Single equalizer strategy with no information transfer for conflict escalation

A. Engel, A. Feigel

Research output: Contribution to journalArticlepeer-review

4 Scopus citations


In an iterated two-person game, for instance prisoner's dilemma or the snowdrift game, there exist strategies that force the payoffs of the opponents to be equal. These equalizer strategies form a subset of the more general zero-determinant strategies that unilaterally set the payoff of an opponent. A challenge in the attempts to understand the role of these strategies in the evolution of animal behavior is the lack of iterations in the fights for mating opportunities or territory control. We show that an arbitrary two-parameter strategy may possess a corresponding equalizer strategy which produces the same result: statistics of the fight outcomes in the contests with competitors are the same for each of these two strategies. Therefore, analyzing only the equalizer strategy space may be sufficient to predict animal behavior if nature, indeed, reduces (marginalizes) complex strategies to equalizer strategy space. The work's main finding is that there is a unique equalizer strategy that predicts fight outcomes without symmetric cooperation responses. The lack of symmetric cooperation responses is a common trait in conflict escalation contests that generally require a clear winner. In addition, this unique strategy does not assess information of the opponent's state. The method bypasses the standard analysis of evolutionary stability.
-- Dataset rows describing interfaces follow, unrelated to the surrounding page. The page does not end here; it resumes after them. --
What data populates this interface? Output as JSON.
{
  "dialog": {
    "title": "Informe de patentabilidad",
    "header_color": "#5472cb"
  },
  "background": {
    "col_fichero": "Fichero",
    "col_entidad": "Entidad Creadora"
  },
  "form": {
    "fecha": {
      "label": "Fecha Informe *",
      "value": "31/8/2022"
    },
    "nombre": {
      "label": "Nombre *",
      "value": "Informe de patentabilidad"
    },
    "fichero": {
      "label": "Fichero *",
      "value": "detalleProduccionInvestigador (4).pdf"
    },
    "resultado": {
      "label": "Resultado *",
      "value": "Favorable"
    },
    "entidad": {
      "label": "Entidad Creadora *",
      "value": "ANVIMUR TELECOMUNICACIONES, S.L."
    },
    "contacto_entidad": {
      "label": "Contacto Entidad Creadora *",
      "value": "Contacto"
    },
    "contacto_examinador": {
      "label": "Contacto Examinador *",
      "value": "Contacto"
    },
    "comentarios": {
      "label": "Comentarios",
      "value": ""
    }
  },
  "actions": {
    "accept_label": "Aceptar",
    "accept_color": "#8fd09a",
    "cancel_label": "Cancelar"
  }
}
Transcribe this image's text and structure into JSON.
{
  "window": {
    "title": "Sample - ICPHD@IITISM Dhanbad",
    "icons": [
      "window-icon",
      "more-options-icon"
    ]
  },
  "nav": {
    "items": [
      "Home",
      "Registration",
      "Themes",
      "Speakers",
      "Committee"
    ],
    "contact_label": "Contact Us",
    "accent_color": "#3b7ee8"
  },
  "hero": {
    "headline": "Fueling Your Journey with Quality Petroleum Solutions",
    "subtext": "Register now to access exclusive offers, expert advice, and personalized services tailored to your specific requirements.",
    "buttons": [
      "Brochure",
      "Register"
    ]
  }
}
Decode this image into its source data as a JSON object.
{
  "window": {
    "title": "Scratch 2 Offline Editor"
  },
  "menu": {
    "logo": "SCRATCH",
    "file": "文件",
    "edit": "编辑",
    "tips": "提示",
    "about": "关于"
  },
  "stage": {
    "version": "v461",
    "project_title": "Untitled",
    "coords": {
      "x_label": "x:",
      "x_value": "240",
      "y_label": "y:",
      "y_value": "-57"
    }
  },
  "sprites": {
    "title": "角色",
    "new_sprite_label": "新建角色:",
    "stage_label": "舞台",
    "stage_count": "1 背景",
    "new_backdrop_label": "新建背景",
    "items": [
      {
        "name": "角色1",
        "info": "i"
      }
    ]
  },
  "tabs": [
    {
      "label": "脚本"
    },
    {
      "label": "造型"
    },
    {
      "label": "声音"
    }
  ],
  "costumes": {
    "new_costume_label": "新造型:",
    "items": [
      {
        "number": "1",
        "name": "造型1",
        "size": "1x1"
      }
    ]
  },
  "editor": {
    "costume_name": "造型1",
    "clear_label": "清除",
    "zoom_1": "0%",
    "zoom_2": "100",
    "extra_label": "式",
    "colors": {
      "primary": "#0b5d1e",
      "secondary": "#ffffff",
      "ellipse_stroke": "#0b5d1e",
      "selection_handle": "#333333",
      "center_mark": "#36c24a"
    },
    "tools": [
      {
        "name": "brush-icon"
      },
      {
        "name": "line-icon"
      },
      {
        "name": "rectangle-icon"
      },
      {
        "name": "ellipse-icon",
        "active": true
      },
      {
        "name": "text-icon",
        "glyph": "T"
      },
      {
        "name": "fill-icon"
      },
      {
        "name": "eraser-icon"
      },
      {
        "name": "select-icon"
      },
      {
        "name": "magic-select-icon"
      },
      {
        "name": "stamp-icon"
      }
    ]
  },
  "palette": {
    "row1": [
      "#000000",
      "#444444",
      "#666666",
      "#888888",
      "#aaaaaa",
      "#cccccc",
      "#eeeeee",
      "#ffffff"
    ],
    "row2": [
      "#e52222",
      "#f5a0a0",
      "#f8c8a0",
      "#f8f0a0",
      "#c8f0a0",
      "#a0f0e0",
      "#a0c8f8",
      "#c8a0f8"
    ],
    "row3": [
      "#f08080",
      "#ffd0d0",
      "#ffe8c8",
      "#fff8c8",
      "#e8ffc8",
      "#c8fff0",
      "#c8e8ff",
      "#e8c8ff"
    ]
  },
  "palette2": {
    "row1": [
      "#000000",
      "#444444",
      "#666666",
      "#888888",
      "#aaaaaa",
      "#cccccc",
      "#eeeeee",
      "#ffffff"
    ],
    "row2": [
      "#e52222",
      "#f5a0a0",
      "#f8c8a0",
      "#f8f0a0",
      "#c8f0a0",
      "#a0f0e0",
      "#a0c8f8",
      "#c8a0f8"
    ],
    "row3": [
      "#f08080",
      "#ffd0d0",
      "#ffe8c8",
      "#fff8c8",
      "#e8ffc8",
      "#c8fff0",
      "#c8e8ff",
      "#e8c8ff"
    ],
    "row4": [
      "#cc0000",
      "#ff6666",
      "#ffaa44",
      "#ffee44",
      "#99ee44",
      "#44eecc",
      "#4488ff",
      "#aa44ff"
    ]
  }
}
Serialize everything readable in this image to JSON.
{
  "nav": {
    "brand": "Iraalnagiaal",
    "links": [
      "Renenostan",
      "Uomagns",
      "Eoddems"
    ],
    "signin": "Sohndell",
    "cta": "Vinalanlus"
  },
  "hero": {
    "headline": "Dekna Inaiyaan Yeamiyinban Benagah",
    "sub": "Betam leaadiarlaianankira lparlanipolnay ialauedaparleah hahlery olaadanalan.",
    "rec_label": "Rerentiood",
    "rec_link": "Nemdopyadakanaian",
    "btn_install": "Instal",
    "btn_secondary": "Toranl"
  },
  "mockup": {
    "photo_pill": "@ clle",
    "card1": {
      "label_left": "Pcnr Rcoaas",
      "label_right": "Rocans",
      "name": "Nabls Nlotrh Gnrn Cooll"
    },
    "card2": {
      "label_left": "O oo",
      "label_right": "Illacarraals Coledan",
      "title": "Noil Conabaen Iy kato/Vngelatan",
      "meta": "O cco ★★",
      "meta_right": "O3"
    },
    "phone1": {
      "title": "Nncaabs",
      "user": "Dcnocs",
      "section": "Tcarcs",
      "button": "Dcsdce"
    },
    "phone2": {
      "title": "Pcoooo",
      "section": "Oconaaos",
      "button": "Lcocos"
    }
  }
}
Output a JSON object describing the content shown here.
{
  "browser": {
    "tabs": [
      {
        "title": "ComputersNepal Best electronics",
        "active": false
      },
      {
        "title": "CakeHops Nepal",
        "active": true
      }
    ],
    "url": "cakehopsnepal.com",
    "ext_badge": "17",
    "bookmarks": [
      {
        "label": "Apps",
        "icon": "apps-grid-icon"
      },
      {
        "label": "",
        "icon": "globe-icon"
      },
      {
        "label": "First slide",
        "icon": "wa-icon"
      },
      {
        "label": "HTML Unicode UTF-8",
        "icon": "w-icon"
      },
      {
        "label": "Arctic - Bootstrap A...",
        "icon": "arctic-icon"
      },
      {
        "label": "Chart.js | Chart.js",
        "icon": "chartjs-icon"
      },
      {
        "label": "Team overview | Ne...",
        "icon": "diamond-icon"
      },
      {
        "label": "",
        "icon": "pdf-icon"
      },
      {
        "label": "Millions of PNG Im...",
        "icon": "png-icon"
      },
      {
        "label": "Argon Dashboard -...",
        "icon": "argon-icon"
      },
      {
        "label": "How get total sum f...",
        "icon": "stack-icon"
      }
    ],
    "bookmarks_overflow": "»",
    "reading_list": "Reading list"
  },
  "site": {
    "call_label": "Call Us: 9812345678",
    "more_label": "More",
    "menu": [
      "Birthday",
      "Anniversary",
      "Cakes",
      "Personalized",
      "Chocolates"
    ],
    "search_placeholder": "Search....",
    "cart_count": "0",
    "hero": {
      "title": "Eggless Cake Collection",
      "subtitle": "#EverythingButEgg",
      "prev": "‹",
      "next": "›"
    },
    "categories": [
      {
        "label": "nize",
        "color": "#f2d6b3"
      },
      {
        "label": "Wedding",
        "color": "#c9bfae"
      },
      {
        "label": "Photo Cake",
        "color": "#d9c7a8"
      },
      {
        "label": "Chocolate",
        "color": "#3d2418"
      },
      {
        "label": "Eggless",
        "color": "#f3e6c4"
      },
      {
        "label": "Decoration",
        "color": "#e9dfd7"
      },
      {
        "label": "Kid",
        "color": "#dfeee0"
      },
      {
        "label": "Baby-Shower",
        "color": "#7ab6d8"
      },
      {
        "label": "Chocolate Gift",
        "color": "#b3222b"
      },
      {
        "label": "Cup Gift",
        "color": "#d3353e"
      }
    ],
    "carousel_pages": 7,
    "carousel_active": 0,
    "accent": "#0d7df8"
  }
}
The results fit well the observations of combat between male bowl and doily spiders and support an empirical assumption of the war of attrition model that the species use only information regarding their own state during conflict escalation.

Original languageAmerican English
Article number012415
JournalPhysical Review E
Issue number1
StatePublished - 26 Jul 2018

Bibliographical note

Publisher Copyright:
© 2018 American Physical Society.


Dive into the research topics of 'Single equalizer strategy with no information transfer for conflict escalation'. Together they form a unique fingerprint.

Cite this